Sargur (Hari) Srihari is a SUNY Distinguished Professor in the Computer Science and Engineering Department at the State University of New York at Buffalo.  He is the founding director of CEDAR, the Center of Excellence for Document Analysis and Recognition, which was recognized as the first United State Postal Service Center of Excellence in 1991.  Research at CEDAR spawned a new thread of work in pattern recognition which led to the first Handwritten Address Interpretation (HWAI) system, the first name and address block reader (NABR) used by the IRS, and the first comprehensive forensic handwriting examination system.

Srihari has been a member of several national committees, including the Board of Scientific Counselors of the National Library of Medicine  for six years (2001-2007),  the National Academy of Sciences  Committee on Identifying the Needs of the Forensic Science Community (2006-2008),  the NIST Expert Working Group on Human Factors in Latent Print Analysis (2008-10), and the Houston Forensic Science LGC Technical Advisory Group (2013-15).

Srihari's honors include: Outstanding Achievements Award of IAPR/ICDAR in Beijing China in 2011, Fellow of the Institute of Electronics and Telecommunications Engineers (IETE, India) in 1992, Fellow of the Institute of Electrical and Electronics Engineers (IEEE)  in 1995, Fellow of the International Association for Pattern Recognition  in 1996 and distinguished alumnus of the Ohio State University College of Engineering  in 1999.

Srihari has served as principal adviser on 37 doctoral dissertations.
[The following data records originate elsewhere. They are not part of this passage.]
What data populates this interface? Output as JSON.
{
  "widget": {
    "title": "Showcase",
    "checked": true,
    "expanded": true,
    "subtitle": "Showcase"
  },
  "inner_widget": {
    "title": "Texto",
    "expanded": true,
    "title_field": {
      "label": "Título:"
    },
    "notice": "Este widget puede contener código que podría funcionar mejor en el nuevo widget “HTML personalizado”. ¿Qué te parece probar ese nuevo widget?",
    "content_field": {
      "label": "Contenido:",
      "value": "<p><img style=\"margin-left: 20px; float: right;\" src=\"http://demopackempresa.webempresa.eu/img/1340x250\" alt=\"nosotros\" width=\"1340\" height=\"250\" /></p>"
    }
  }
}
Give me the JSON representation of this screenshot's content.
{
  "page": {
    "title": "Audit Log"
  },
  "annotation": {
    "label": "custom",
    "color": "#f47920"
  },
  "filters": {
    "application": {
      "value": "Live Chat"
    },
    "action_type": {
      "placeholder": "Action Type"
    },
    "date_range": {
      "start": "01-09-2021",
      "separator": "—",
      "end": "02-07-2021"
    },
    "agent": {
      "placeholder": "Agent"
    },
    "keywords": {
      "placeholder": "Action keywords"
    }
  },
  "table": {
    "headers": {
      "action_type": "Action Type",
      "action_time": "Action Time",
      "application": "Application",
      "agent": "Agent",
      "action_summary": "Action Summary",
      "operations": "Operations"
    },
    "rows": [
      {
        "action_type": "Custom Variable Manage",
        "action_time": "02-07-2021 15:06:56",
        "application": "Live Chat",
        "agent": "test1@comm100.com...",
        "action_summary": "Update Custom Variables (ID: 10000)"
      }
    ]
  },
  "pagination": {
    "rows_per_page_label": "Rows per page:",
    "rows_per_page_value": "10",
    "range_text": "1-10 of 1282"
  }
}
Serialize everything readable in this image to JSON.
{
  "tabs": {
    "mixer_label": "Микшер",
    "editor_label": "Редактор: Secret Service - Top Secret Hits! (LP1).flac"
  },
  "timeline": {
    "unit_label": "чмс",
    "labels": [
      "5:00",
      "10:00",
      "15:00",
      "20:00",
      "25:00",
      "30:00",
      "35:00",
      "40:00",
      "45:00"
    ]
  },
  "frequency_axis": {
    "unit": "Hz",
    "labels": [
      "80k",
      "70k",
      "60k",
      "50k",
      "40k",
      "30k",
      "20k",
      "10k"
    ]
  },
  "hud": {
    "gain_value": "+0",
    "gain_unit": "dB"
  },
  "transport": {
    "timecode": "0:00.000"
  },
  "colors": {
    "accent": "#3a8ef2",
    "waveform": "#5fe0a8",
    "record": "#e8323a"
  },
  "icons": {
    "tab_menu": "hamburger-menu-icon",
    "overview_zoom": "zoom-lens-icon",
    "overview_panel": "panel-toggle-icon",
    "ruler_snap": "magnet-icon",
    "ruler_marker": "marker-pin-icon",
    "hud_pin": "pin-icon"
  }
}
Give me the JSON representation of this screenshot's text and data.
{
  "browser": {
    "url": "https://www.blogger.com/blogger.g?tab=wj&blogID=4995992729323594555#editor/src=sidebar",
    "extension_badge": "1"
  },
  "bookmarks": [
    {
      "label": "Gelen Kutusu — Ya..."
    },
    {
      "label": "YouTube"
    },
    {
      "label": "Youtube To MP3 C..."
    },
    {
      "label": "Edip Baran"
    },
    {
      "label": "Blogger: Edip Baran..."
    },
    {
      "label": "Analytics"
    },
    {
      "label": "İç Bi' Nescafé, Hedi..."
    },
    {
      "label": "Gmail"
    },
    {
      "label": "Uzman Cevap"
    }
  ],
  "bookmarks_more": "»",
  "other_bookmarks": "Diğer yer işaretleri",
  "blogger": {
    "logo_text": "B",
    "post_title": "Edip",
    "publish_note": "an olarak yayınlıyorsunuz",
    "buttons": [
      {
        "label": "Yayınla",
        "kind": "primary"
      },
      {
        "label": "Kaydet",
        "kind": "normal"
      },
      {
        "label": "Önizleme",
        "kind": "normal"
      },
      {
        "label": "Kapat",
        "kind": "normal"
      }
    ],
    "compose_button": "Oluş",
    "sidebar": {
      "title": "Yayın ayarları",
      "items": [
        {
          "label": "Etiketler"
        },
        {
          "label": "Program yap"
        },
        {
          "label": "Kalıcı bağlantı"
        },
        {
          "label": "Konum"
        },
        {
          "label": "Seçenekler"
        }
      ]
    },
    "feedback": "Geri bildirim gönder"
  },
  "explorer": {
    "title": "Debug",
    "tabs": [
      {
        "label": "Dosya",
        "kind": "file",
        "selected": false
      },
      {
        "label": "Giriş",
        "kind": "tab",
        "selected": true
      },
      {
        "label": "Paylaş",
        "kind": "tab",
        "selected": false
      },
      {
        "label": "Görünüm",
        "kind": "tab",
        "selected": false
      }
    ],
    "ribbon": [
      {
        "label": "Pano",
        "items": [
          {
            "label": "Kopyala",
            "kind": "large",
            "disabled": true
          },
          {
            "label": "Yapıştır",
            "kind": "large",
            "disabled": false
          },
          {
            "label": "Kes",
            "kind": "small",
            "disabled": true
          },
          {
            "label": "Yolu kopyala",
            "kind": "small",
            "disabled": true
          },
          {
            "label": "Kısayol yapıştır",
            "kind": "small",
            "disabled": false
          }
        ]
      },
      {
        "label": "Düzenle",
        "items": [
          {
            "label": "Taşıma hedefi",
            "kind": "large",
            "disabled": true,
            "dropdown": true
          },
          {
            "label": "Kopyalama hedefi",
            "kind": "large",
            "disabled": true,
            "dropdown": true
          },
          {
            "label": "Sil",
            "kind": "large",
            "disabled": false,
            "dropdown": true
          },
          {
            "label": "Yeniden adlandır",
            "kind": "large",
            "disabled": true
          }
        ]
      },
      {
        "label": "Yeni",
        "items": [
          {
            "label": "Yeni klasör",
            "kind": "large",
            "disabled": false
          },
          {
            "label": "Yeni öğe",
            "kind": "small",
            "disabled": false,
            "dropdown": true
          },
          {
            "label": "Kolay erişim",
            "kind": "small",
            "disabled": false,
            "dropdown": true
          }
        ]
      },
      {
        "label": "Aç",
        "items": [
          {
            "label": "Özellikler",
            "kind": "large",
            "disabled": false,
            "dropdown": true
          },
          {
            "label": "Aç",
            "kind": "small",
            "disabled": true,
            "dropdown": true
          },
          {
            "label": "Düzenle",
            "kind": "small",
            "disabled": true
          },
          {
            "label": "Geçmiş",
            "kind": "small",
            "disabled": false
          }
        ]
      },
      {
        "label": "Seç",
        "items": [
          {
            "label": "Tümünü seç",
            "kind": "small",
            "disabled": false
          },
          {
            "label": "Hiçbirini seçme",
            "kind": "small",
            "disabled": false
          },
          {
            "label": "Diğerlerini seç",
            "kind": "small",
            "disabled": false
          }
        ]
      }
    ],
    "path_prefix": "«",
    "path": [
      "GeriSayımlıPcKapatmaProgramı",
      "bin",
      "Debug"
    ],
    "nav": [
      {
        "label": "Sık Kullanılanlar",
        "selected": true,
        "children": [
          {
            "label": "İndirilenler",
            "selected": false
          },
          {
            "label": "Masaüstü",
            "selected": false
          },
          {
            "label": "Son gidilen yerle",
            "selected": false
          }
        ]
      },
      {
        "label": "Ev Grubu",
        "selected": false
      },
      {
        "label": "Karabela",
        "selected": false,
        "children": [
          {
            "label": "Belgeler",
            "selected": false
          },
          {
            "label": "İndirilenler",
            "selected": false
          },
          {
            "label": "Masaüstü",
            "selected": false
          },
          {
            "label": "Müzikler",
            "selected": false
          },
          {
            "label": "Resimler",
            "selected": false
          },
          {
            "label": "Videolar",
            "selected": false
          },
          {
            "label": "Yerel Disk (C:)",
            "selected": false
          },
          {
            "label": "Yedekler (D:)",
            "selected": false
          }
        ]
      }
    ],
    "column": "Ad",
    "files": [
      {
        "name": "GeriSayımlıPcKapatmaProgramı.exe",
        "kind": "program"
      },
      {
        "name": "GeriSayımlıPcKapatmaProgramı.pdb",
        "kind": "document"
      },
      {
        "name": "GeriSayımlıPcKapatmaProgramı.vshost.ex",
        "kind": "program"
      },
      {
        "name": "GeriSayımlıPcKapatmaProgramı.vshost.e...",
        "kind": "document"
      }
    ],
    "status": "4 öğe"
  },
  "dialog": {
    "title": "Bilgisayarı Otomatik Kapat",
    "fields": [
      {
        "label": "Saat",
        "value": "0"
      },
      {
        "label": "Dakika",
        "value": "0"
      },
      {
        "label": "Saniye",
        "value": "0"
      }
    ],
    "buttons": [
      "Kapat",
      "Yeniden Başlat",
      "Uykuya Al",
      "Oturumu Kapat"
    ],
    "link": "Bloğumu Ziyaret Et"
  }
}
He currently teaches courses on Machine Learning and on Probabilistic Graphical Models.

Srihari received a B.Sc. in Physics and Mathematics from the Bangalore University in 1967, a B.E. in Electrical Communication Engineering from the Indian Institute of Science, Bangalore  in 1970, and a Ph.D. in Computer and Information Science  from the Ohio State University, Columbus in 1976.